PROBLEM DETAILS:
Select, from the data, each line where "INTERNETOWY" occurs.

Data about app and page elements:
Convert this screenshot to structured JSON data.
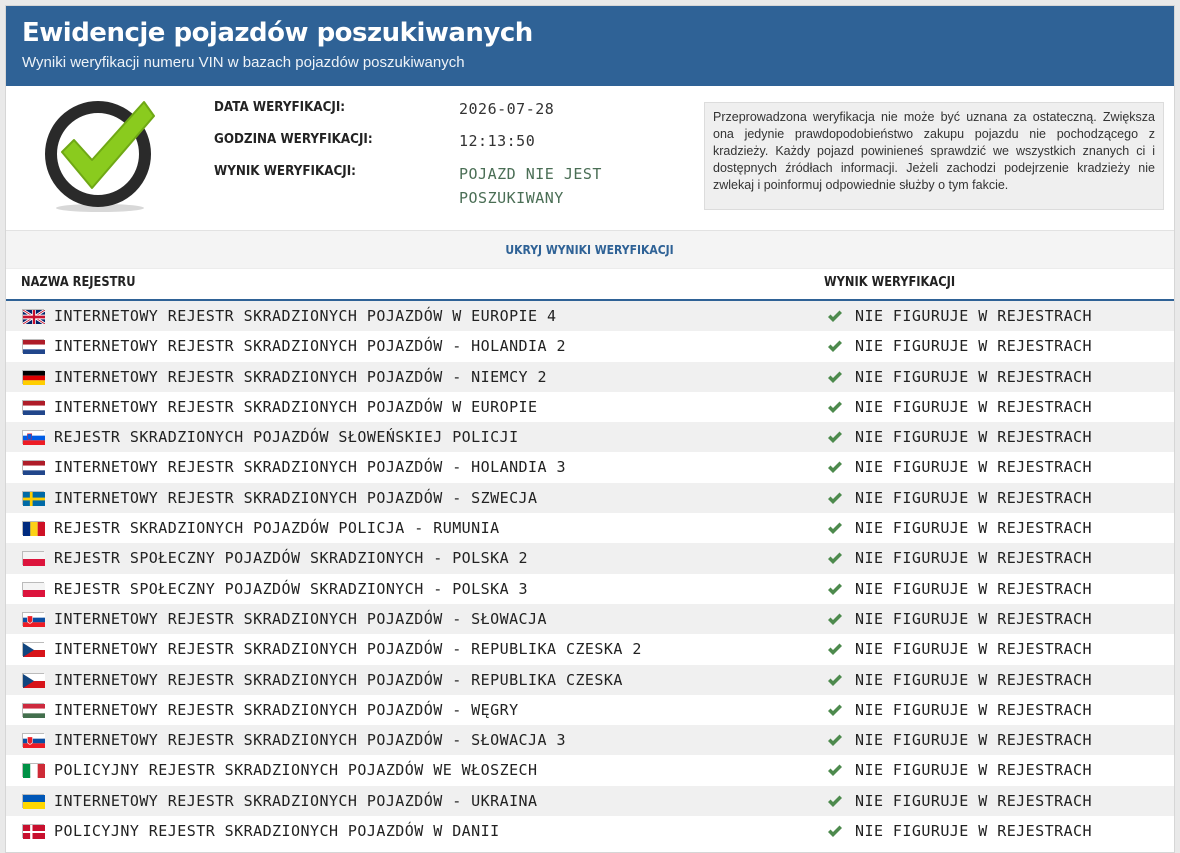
{
  "header": {
    "title": "Ewidencje pojazdów poszukiwanych",
    "subtitle": "Wyniki weryfikacji numeru VIN w bazach pojazdów poszukiwanych"
  },
  "summary": {
    "date_label": "DATA WERYFIKACJI:",
    "date_value": "2026-07-28",
    "time_label": "GODZINA WERYFIKACJI:",
    "time_value": "12:13:50",
    "result_label": "WYNIK WERYFIKACJI:",
    "result_value": "POJAZD NIE JEST POSZUKIWANY",
    "note": "Przeprowadzona weryfikacja nie może być uznana za ostateczną. Zwiększa ona jedynie prawdopodobieństwo zakupu pojazdu nie pochodzącego z kradzieży. Każdy pojazd powinieneś sprawdzić we wszystkich znanych ci i dostępnych źródłach informacji. Jeżeli zachodzi podejrzenie kradzieży nie zwlekaj i poinformuj odpowiednie służby o tym fakcie."
  },
  "toggle_label": "UKRYJ WYNIKI WERYFIKACJI",
  "table": {
    "col_name": "NAZWA REJESTRU",
    "col_result": "WYNIK WERYFIKACJI",
    "rows": [
      {
        "flag": "uk",
        "name": "INTERNETOWY REJESTR SKRADZIONYCH POJAZDÓW W EUROPIE 4",
        "result": "NIE FIGURUJE W REJESTRACH"
      },
      {
        "flag": "nl",
        "name": "INTERNETOWY REJESTR SKRADZIONYCH POJAZDÓW - HOLANDIA 2",
        "result": "NIE FIGURUJE W REJESTRACH"
      },
      {
        "flag": "de",
        "name": "INTERNETOWY REJESTR SKRADZIONYCH POJAZDÓW - NIEMCY 2",
        "result": "NIE FIGURUJE W REJESTRACH"
      },
      {
        "flag": "nl",
        "name": "INTERNETOWY REJESTR SKRADZIONYCH POJAZDÓW W EUROPIE",
        "result": "NIE FIGURUJE W REJESTRACH"
      },
      {
        "flag": "si",
        "name": "REJESTR SKRADZIONYCH POJAZDÓW SŁOWEŃSKIEJ POLICJI",
        "result": "NIE FIGURUJE W REJESTRACH"
      },
      {
        "flag": "nl",
        "name": "INTERNETOWY REJESTR SKRADZIONYCH POJAZDÓW - HOLANDIA 3",
        "result": "NIE FIGURUJE W REJESTRACH"
      },
      {
        "flag": "se",
        "name": "INTERNETOWY REJESTR SKRADZIONYCH POJAZDÓW - SZWECJA",
        "result": "NIE FIGURUJE W REJESTRACH"
      },
      {
        "flag": "ro",
        "name": "REJESTR SKRADZIONYCH POJAZDÓW POLICJA - RUMUNIA",
        "result": "NIE FIGURUJE W REJESTRACH"
      },
      {
        "flag": "pl",
        "name": "REJESTR SPOŁECZNY POJAZDÓW SKRADZIONYCH - POLSKA 2",
        "result": "NIE FIGURUJE W REJESTRACH"
      },
      {
        "flag": "pl",
        "name": "REJESTR SPOŁECZNY POJAZDÓW SKRADZIONYCH - POLSKA 3",
        "result": "NIE FIGURUJE W REJESTRACH"
      },
      {
        "flag": "sk",
        "name": "INTERNETOWY REJESTR SKRADZIONYCH POJAZDÓW - SŁOWACJA",
        "result": "NIE FIGURUJE W REJESTRACH"
      },
      {
        "flag": "cz",
        "name": "INTERNETOWY REJESTR SKRADZIONYCH POJAZDÓW - REPUBLIKA CZESKA 2",
        "result": "NIE FIGURUJE W REJESTRACH"
      },
      {
        "flag": "cz",
        "name": "INTERNETOWY REJESTR SKRADZIONYCH POJAZDÓW - REPUBLIKA CZESKA",
        "result": "NIE FIGURUJE W REJESTRACH"
      },
      {
        "flag": "hu",
        "name": "INTERNETOWY REJESTR SKRADZIONYCH POJAZDÓW - WĘGRY",
        "result": "NIE FIGURUJE W REJESTRACH"
      },
      {
        "flag": "sk",
        "name": "INTERNETOWY REJESTR SKRADZIONYCH POJAZDÓW - SŁOWACJA 3",
        "result": "NIE FIGURUJE W REJESTRACH"
      },
      {
        "flag": "it",
        "name": "POLICYJNY REJESTR SKRADZIONYCH POJAZDÓW WE WŁOSZECH",
        "result": "NIE FIGURUJE W REJESTRACH"
      },
      {
        "flag": "ua",
        "name": "INTERNETOWY REJESTR SKRADZIONYCH POJAZDÓW - UKRAINA",
        "result": "NIE FIGURUJE W REJESTRACH"
      },
      {
        "flag": "dk",
        "name": "POLICYJNY REJESTR SKRADZIONYCH POJAZDÓW W DANII",
        "result": "NIE FIGURUJE W REJESTRACH"
      }
    ]
  },
  "colors": {
    "header_bg": "#2f6296",
    "check_green": "#8acb1e",
    "ok_green": "#4d8a4d",
    "result_text": "#4a6e55"
  }
}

RESULT OF THIS EXERCISE:
        "name": "INTERNETOWY REJESTR SKRADZIONYCH POJAZDÓW W EUROPIE 4",
        "name": "INTERNETOWY REJESTR SKRADZIONYCH POJAZDÓW - HOLANDIA 2",
        "name": "INTERNETOWY REJESTR SKRADZIONYCH POJAZDÓW - NIEMCY 2",
        "name": "INTERNETOWY REJESTR SKRADZIONYCH POJAZDÓW W EUROPIE",
        "name": "INTERNETOWY REJESTR SKRADZIONYCH POJAZDÓW - HOLANDIA 3",
        "name": "INTERNETOWY REJESTR SKRADZIONYCH POJAZDÓW - SZWECJA",
        "name": "INTERNETOWY REJESTR SKRADZIONYCH POJAZDÓW - SŁOWACJA",
        "name": "INTERNETOWY REJESTR SKRADZIONYCH POJAZDÓW - REPUBLIKA CZESKA 2",
        "name": "INTERNETOWY REJESTR SKRADZIONYCH POJAZDÓW - REPUBLIKA CZESKA",
        "name": "INTERNETOWY REJESTR SKRADZIONYCH POJAZDÓW - WĘGRY",
        "name": "INTERNETOWY REJESTR SKRADZIONYCH POJAZDÓW - SŁOWACJA 3",
        "name": "INTERNETOWY REJESTR SKRADZIONYCH POJAZDÓW - UKRAINA",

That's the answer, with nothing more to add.